Click on the link above for this vitally important and approachable piece by Liz Gilbert (‘Eat, Pray, Love’ and ‘Big Magic’) on how to make sense of the – so difficult for so many – idea of loving yourself:-
“Pretend you’ve just adopted that dog from a kill shelter. You don’t know anything about this animal’s history – and you don’t need to know. You can see she’s been abused, and she’s afraid of being abandoned or hurt again. Now imagine this: It’s your first night home alone with that dog, and she’s trembling in fear. How would you treat her? Would you scream at her and tell her she’s an idiot? Would you kick her? Would you lock her in a dark room all alone? Would you starve her or let her binge-eat a bunch of garbage? Would you let her stay in an environment where other dogs attack her every day?”
The writer had a conversation with someone at the weekend about ‘self esteem’ and ‘self love’. He said he could make little headway with the idea of ‘improving’ his ‘low self esteem’, but was much more able to engage with the idea of connecting with/loving his animal. It struck us both that there is a key distinction: the idea of ‘raising self esteem’ starts with the idea that we are not acceptable as we are, and need to get ourselves somewhere else (‘higher self esteem’); by contrast, loving ourselves requires no movement – indeed the essential element is that we simply love whatever needs loving, in whatever condition, right now, just as we are.

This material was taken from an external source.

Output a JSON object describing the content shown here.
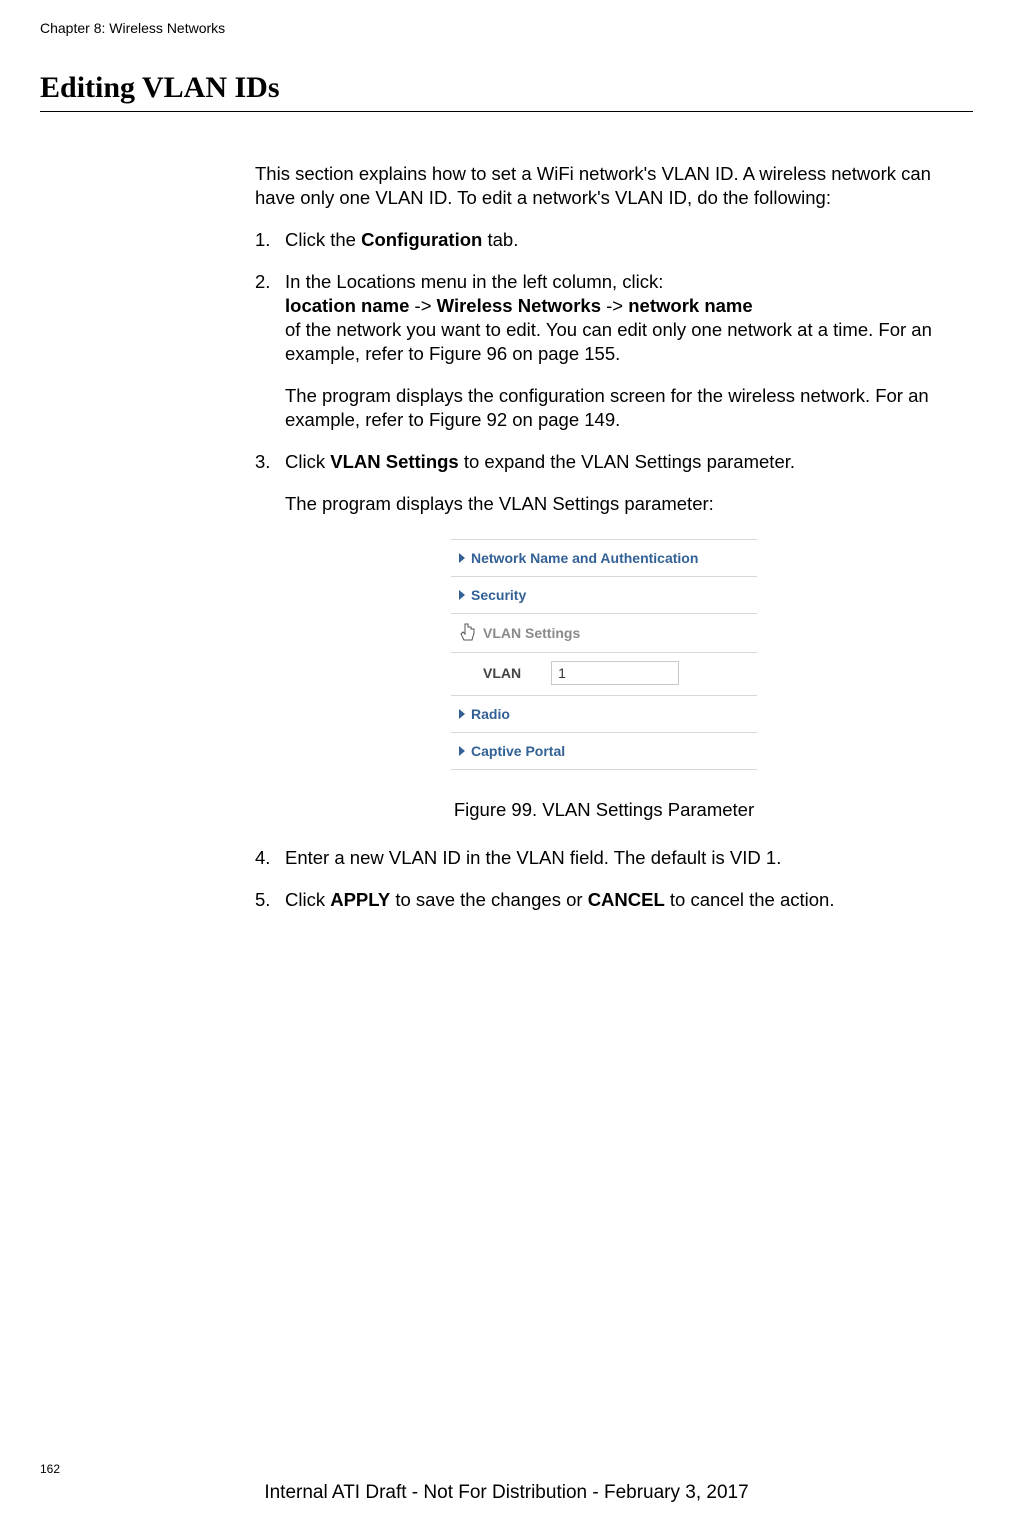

Ironically, this is far more likely to allow us to expand and grow, than any amount of self help (or therapeutic help) designed to ‘raise self esteem’. And, of course, that perception connects into the heart of the person centred approach:-
“I find I am more effective when I can listen acceptantly to myself, and can be myself. I feel that over the years I have learned to become more adequate in listening to myself; so that I know, somewhat more adequately than I used to, what I am feeling in any given moment … One way of putting this is that I feel I have become more adequate in letting myself be what I am. It becomes easier for me to accept myself as a decidedly imperfect person, who by no means functions at all times in the way in which I would like to function. This must seem to some like a very strange direction in which to move. It seems to me to have value because the curious paradox is that when I accept myself just as I am, then I change.”
Carl Rogers: On Becoming a Person
Palace Gate Counselling Service, Exeter
Counselling Exeter since 1994